AL SALAAM CAMP, North Darfur - The little hospital built from plastic sheeting and wooden poles is not much
to look at. Yet it serves 20,000 of Darfur’s suffering people, offering
life-saving medical care to families who fled their homes with nothing.
Yesterday it was closed. Its patients were sent home and doctors and nurses
told not to turn up for work. The Sudanese Government, having bombed more
than two million people into the camps, is expelling aid workers in
retaliation against a world that wants to arrest its President.
Aid officials warn that a humanitarian emergency is in danger of becoming a
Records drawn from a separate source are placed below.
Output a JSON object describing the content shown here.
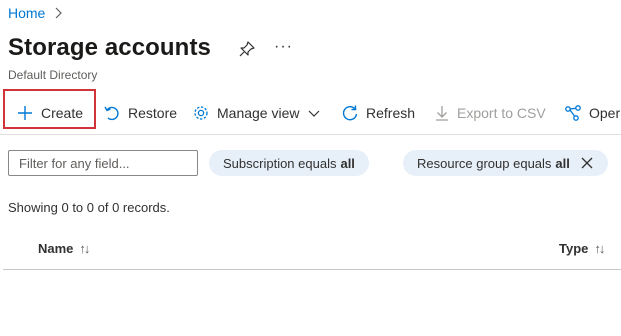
{
  "breadcrumb": {
    "home": "Home"
  },
  "header": {
    "title": "Storage accounts",
    "subtitle": "Default Directory",
    "more": "···"
  },
  "toolbar": {
    "create": "Create",
    "restore": "Restore",
    "manage_view": "Manage view",
    "refresh": "Refresh",
    "export_csv": "Export to CSV",
    "open": "Oper"
  },
  "filters": {
    "placeholder": "Filter for any field...",
    "subscription_label": "Subscription equals",
    "subscription_value": "all",
    "resource_group_label": "Resource group equals",
    "resource_group_value": "all"
  },
  "status": {
    "records": "Showing 0 to 0 of 0 records."
  },
  "table": {
    "columns": [
      {
        "label": "Name",
        "sort": "↑↓"
      },
      {
        "label": "Type",
        "sort": "↑↓"
      }
    ]
  },
  "colors": {
    "accent": "#0078d4",
    "highlight": "#d13438",
    "pill_bg": "#e7f0f8"
  }
}
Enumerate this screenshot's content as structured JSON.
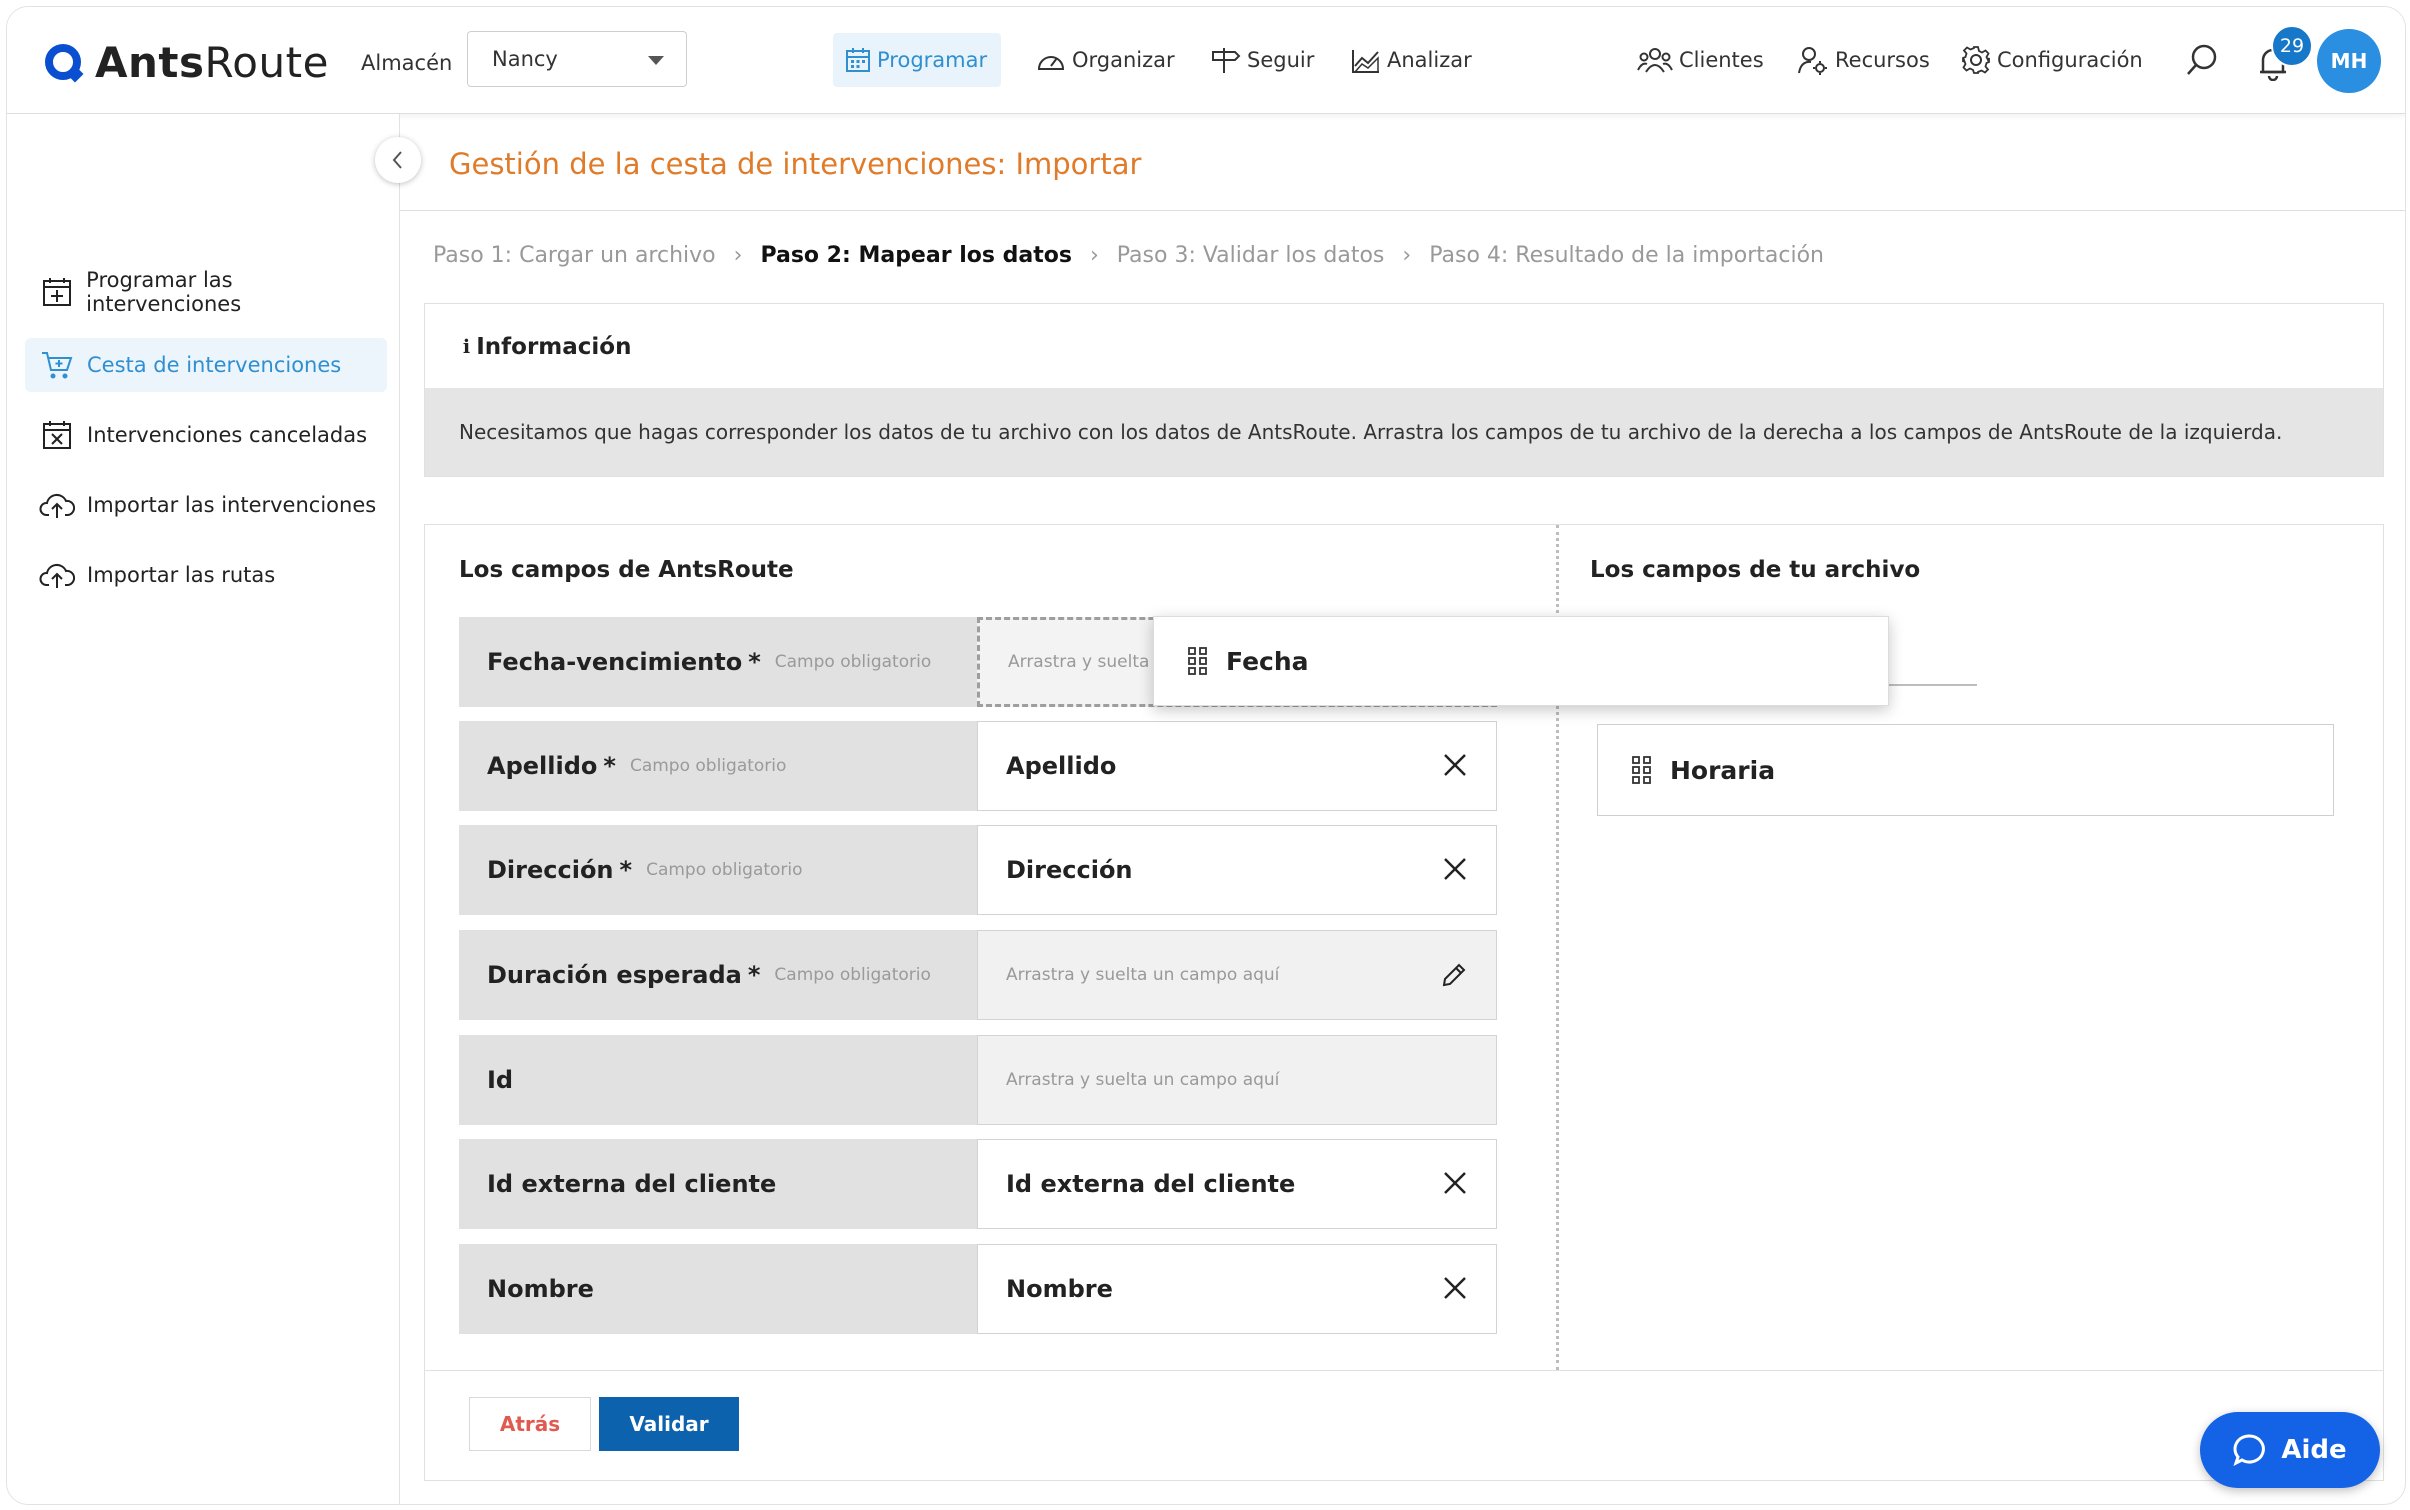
{
  "app": {
    "logo_bold": "Ants",
    "logo_rest": "Route"
  },
  "header": {
    "warehouse_label": "Almacén",
    "warehouse_value": "Nancy",
    "nav": [
      {
        "label": "Programar",
        "icon": "calendar-icon",
        "active": true
      },
      {
        "label": "Organizar",
        "icon": "gauge-icon"
      },
      {
        "label": "Seguir",
        "icon": "signpost-icon"
      },
      {
        "label": "Analizar",
        "icon": "chart-icon"
      },
      {
        "label": "Clientes",
        "icon": "people-icon"
      },
      {
        "label": "Recursos",
        "icon": "resource-user-icon"
      },
      {
        "label": "Configuración",
        "icon": "gear-icon"
      }
    ],
    "notifications_count": "29",
    "avatar_initials": "MH"
  },
  "sidebar": {
    "items": [
      {
        "label": "Programar las intervenciones",
        "icon": "calendar-plus-icon"
      },
      {
        "label": "Cesta de intervenciones",
        "icon": "cart-icon",
        "active": true
      },
      {
        "label": "Intervenciones canceladas",
        "icon": "calendar-x-icon"
      },
      {
        "label": "Importar las intervenciones",
        "icon": "cloud-upload-icon"
      },
      {
        "label": "Importar las rutas",
        "icon": "cloud-upload-icon"
      }
    ]
  },
  "page": {
    "title": "Gestión de la cesta de intervenciones: Importar",
    "steps": [
      "Paso 1: Cargar un archivo",
      "Paso 2: Mapear los datos",
      "Paso 3: Validar los datos",
      "Paso 4: Resultado de la importación"
    ],
    "info_title": "Información",
    "info_text": "Necesitamos que hagas corresponder los datos de tu archivo con los datos de AntsRoute. Arrastra los campos de tu archivo de la derecha a los campos de AntsRoute de la izquierda."
  },
  "mapping": {
    "left_title": "Los campos de AntsRoute",
    "right_title": "Los campos de tu archivo",
    "required_mark": "*",
    "required_hint": "Campo obligatorio",
    "drop_placeholder": "Arrastra y suelta un campo aquí",
    "drop_placeholder_partial": "Arrastra y suelta",
    "rows": [
      {
        "label": "Fecha-vencimiento",
        "required": true,
        "value": ""
      },
      {
        "label": "Apellido",
        "required": true,
        "value": "Apellido"
      },
      {
        "label": "Dirección",
        "required": true,
        "value": "Dirección"
      },
      {
        "label": "Duración esperada",
        "required": true,
        "value": ""
      },
      {
        "label": "Id",
        "required": false,
        "value": ""
      },
      {
        "label": "Id externa del cliente",
        "required": false,
        "value": "Id externa del cliente"
      },
      {
        "label": "Nombre",
        "required": false,
        "value": "Nombre"
      }
    ],
    "dragging_field": "Fecha",
    "file_fields": [
      "Horaria"
    ]
  },
  "actions": {
    "back": "Atrás",
    "validate": "Validar"
  },
  "help": {
    "label": "Aide"
  },
  "colors": {
    "accent": "#2f8fd0",
    "title": "#e07b2a",
    "primary_button": "#0d62ad",
    "help_button": "#1463e6"
  }
}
disaster. The move has put the supply of food to 1.1 million people in
doubt, as the UN’s World Food Programme scrambles to find lorries to deliver
sacks of grain. It had been using four of the expelled charities to get food
to people in need. Outside the hospital – run by the International Rescue
Committee until it was ordered out – a mother brushed flies from the face of
her daughter. “My baby is sick,” Fatima Abdulrahmen said. “She has a fever
and I brought her here and now I don’t know what to do. Who will help me
The people who should be helping – the staff of 13 international charities
including Oxfam, Médicins sans Frontières and Care – were boarding flights
to the capital, Khartoum.
Government officials began making telephone calls on Wednesday, seconds after
the International Criminal Court (ICC) announced that it had issued a
warrant for the arrest of President al-Bashir. They told aid agencies that
their licences to operate were being revoked for passing information to ICC
Mr al-Bashir is wanted on two charges of war crimes and five of crimes against
humanity in Darfur. The United Nations has estimated that 300,000 people
have died in six years of fighting, many at the hands of the Janjawid – Arab
militias armed by the Government and deployed as a counter-insurgence force.
The Government called mobs on to the streets of the capital yesterday in an
angry show of support. More than 10,000 people, many screaming furiously,
poured in to Martyrs Square to cheer on their President. Some burnt Israeli
flags and effigies of Luis Moreno Ocampo, the ICC’s chief prosecutor. Mr
al-Bashir, who seized power in a coup in 1989, turned his ire on the US and
Europe. “We are telling the colonialists we are not succumbing. We are not
submitting. We will not kneel. We are targeted because we refuse to submit,”
he told the crowd.
The African Union said yesterday that it was sending a delegation to the UN to
urge the Security Council to defer the arrest warrant, fearing that it could
provoke more turmoil and wreck the fragile North-South peace process in
Sudan. The Sudanese representative in the African Union called on African
states to withdraw from the ICC in protest.
Human rights campaigners accused Sudan of holding the people of Darfur
hostage. “Millions of lives are at stake and this is no time to play
political games,” Tawanda Hondora, deputy director of Amnesty
International’s Africa Programme, said. “These aid agencies provide the bulk
of the humanitarian aid required by more than two million vulnerable people.”
In El Fasher, capital of North Darfur, government officials began the process
of seizing millions of pounds in assets belonging to the charities. Men with
dark glasses and clipboards arrived at the Oxfam office to begin itemising
equipment. They left with laptops, desktop computers and satellite phones,
choking off communication. There was a similar scene at the French agency
Action Contre La Faim. “We are due to start distributing food to the camps
in a fortnight,” one worker said. “Who else is going to do this and stop
people starving? Words cannot describe what is happening.”
Charities reported that their bank accounts were being frozen. Doctors with
Médicins sans Frontières were trying to contain two deadly outbreaks of
meningitis before being expelled. Their clinics have closed.
In Abu Shouk, home to about 50,000 people, men dressed in dusty jalabayas were
hammering at a water pump. This should be the work of water and sanitation
engineers from Oxfam. “We don’t know how to fix it,” said one man wielding a
foot-long spanner, “but we are thirsty.”
In neighbouring Al Salaam the umdas – or chiefs – gathered to discuss the
news. Adam Mahmoud, the chief umda, gestured one way and then the next as he
pointed out the International Rescue Committee hospital, latrines dug by
Oxfam, feeding centres and camp administrative offices, all run by foreign
charities. All are closed.
“If these organisations leave then there is no doubt that we will all suffer
again,” he said. “It will be a disaster.”